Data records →
++++++
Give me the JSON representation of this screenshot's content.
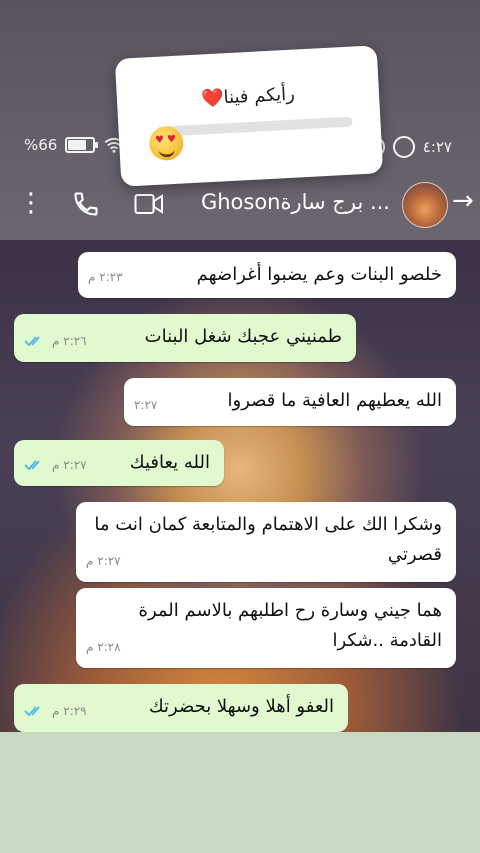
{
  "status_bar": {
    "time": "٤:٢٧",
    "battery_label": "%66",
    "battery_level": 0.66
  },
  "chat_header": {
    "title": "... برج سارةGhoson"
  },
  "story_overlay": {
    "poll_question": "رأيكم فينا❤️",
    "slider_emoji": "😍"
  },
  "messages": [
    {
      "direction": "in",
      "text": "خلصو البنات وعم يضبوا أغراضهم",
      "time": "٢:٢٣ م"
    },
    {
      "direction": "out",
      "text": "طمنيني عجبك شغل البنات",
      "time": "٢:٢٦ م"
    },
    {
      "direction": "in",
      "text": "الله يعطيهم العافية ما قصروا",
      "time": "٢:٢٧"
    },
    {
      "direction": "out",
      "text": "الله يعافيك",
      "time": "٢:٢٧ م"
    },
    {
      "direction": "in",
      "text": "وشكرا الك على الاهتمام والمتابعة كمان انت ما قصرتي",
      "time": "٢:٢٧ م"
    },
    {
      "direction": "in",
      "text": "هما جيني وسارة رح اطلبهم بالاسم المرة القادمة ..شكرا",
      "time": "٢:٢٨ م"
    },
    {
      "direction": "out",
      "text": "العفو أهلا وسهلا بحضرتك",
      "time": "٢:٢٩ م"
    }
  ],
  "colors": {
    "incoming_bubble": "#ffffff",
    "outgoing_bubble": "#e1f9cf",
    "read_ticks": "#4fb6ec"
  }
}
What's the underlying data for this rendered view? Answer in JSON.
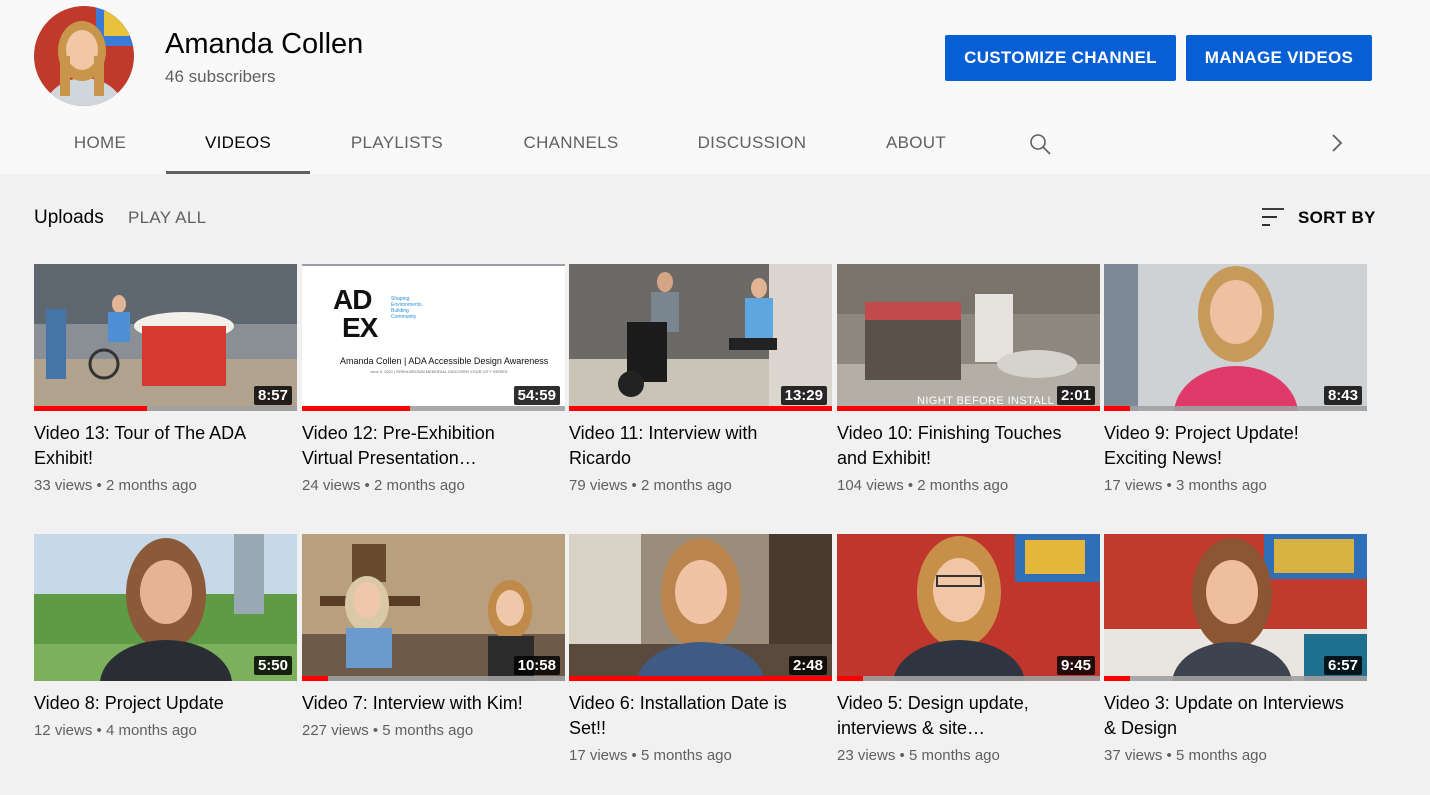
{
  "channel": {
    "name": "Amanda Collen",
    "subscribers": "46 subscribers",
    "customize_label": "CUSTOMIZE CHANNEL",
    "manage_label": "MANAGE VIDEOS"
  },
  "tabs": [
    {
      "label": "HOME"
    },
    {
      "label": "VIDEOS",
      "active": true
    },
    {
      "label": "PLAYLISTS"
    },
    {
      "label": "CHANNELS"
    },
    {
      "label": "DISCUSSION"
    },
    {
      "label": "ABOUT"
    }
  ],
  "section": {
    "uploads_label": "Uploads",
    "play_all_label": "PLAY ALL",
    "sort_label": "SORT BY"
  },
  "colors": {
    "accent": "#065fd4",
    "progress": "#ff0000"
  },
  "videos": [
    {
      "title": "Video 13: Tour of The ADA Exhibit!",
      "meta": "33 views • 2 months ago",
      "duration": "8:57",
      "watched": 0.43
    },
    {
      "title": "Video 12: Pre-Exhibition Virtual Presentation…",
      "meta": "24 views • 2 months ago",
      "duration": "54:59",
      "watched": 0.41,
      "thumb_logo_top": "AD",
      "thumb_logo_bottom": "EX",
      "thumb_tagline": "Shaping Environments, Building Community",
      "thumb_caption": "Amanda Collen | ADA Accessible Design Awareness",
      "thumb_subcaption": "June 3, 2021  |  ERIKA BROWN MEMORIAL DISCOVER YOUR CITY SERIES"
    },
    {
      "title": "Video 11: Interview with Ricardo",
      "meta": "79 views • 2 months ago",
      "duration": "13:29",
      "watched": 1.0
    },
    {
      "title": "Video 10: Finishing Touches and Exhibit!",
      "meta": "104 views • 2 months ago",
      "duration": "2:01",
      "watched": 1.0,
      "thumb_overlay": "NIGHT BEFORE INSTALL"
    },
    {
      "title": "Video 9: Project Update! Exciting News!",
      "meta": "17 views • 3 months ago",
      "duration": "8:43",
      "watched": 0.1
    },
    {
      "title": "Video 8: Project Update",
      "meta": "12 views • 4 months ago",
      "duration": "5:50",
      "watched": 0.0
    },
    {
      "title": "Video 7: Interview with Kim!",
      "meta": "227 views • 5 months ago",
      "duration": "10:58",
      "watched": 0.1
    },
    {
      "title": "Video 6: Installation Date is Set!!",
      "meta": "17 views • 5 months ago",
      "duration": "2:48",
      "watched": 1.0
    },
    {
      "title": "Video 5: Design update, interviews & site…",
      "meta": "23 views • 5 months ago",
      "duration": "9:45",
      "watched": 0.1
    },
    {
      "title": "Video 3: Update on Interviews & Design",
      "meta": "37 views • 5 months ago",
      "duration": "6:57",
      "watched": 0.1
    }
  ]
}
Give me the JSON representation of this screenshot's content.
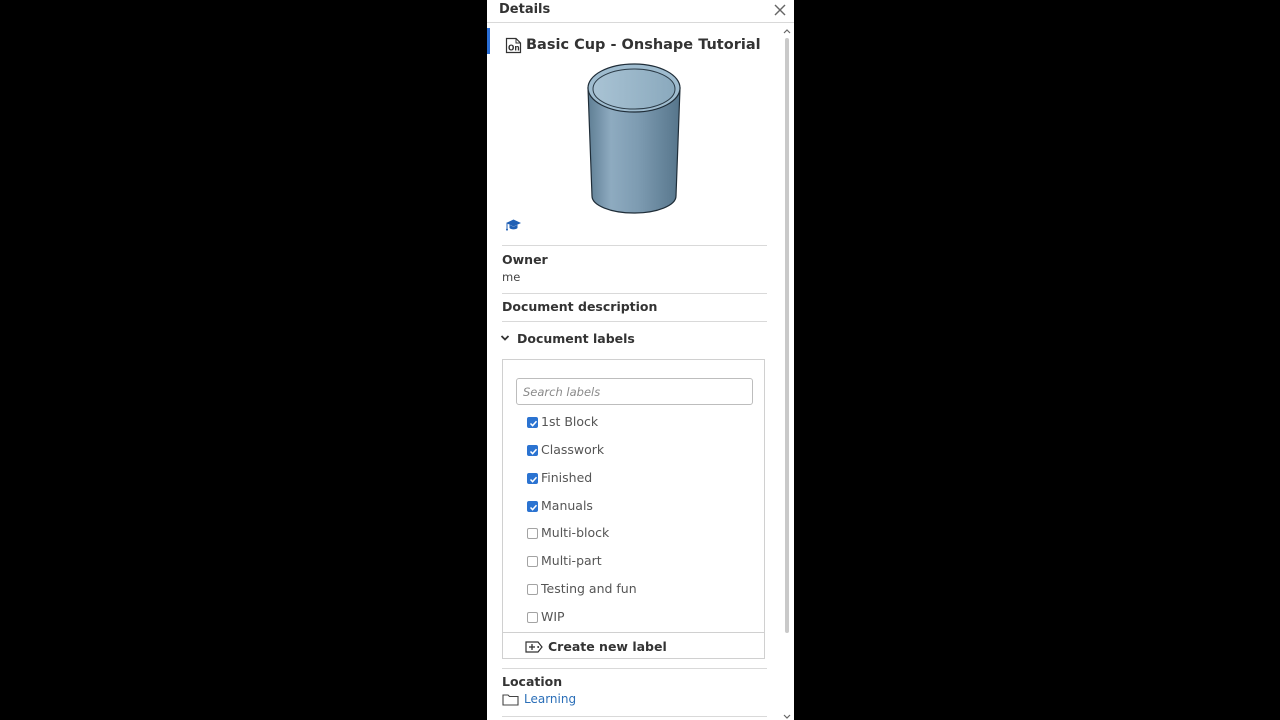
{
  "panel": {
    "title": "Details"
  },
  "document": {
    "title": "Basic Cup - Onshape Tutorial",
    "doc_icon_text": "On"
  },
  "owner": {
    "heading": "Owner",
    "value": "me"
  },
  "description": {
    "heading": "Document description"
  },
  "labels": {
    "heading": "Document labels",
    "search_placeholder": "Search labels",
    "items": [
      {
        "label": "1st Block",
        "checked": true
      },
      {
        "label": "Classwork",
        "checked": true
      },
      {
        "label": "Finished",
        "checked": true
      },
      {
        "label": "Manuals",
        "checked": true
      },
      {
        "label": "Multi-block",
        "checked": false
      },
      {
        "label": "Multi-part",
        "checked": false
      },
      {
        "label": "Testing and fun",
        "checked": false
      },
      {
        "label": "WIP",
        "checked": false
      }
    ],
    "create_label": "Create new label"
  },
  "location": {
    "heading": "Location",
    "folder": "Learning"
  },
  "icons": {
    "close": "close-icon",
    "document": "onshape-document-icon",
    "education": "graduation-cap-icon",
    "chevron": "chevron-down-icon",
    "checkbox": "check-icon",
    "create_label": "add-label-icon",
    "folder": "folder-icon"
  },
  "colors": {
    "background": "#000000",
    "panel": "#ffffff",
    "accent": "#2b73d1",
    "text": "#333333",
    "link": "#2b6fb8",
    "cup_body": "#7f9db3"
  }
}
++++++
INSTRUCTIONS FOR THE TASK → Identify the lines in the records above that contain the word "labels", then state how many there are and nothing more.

COMPLETED EXERCISE → 3